--- Action item ---
Where the word "kyuenbusoku" occurs in a line of the listing below, copy that line.

========

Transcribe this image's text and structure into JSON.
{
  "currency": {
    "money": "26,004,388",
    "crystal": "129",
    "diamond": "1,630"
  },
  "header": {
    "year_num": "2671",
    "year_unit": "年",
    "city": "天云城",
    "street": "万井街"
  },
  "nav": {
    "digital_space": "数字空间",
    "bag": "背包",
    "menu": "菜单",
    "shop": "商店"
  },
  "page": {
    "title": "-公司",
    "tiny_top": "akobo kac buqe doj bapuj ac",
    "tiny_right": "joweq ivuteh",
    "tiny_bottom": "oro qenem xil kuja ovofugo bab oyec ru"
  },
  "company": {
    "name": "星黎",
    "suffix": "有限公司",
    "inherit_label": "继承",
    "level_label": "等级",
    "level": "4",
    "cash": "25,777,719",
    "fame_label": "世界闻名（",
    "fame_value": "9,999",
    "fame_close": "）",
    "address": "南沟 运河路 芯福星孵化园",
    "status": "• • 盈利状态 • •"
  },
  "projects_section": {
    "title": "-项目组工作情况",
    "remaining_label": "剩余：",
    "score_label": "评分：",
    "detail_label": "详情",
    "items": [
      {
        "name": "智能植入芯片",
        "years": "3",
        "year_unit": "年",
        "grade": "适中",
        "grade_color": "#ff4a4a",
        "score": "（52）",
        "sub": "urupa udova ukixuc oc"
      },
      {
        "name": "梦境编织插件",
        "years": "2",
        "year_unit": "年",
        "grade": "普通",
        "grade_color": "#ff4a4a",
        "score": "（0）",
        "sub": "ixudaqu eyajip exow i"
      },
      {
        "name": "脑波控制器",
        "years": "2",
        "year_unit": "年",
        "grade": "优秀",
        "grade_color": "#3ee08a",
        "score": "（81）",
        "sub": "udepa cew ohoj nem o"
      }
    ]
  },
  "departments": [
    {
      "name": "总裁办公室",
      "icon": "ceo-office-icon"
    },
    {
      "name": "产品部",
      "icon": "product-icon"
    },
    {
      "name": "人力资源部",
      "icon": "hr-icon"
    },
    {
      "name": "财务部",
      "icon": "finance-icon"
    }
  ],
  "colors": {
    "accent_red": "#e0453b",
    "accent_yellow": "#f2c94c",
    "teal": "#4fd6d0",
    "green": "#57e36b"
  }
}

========

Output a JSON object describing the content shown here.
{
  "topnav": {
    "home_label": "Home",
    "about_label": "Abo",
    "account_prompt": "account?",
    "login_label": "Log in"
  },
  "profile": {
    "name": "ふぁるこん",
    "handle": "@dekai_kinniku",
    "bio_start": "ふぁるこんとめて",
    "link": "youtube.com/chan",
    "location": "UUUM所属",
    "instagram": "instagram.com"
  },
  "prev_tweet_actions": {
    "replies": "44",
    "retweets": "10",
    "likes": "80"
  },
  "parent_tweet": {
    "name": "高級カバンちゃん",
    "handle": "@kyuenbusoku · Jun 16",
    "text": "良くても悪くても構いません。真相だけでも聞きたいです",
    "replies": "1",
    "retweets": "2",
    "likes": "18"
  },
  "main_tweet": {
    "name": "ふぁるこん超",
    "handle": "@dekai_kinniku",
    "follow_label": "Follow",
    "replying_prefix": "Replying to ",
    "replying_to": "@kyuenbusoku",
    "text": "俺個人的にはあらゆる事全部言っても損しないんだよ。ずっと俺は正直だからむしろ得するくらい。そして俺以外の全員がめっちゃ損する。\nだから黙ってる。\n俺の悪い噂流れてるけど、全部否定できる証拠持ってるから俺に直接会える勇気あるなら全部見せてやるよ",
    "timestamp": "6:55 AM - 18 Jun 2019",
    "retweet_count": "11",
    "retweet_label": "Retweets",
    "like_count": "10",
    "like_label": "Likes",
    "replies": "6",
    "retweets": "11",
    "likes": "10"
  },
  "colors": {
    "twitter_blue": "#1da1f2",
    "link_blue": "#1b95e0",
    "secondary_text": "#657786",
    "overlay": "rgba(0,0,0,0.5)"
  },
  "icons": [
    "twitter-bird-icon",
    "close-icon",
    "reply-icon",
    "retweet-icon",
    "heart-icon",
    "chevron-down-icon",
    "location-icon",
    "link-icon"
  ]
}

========

--- Task result ---
    "handle": "@kyuenbusoku · Jun 16",
    "replying_to": "@kyuenbusoku",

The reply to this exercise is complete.